The 9/11 Memorial Museum opens to the public tomorrow after years of construction and battles over the museum’s contents.
Particularly controversial issues have been the museum’s gift shop and the private “reflection room,” a place for families of the roughly 8,000 unidentified people who lost their lives in the attack to view their remains.
Critics argue that the remains shouldn’t be housed in the museum, and take particular issue with the fact that they share the space with a gift shop. The museum’s staff has said the gift shop items were carefully selected and that the money raised there will fund operations of the museum and the free outdoor memorial.
Similar gift shops exist at other memorial museums, including several Holocaust museums and Pearl Harbor.
What should the protocol be for remembering the dead in a memorial museum? Is the museum’s gift shop inappropriate, or might it be appropriate if the human remains were housed elsewhere? How should the museum proceed?
Philip Tetlock, professor of psychology and management at University of Pennsylvania and the Wharton School of Business

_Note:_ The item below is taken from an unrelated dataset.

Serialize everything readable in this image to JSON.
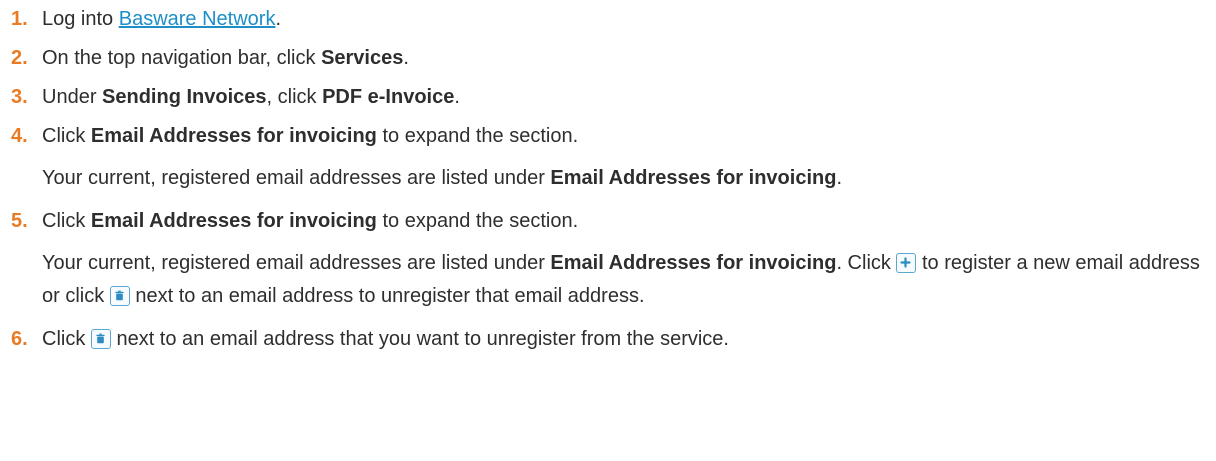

Karen Remmler, Professor of German Studies and Gender Studies at Mount Holyoke College in Massachusetts. Her research focuses on the politics of memory in the aftermath of atrocities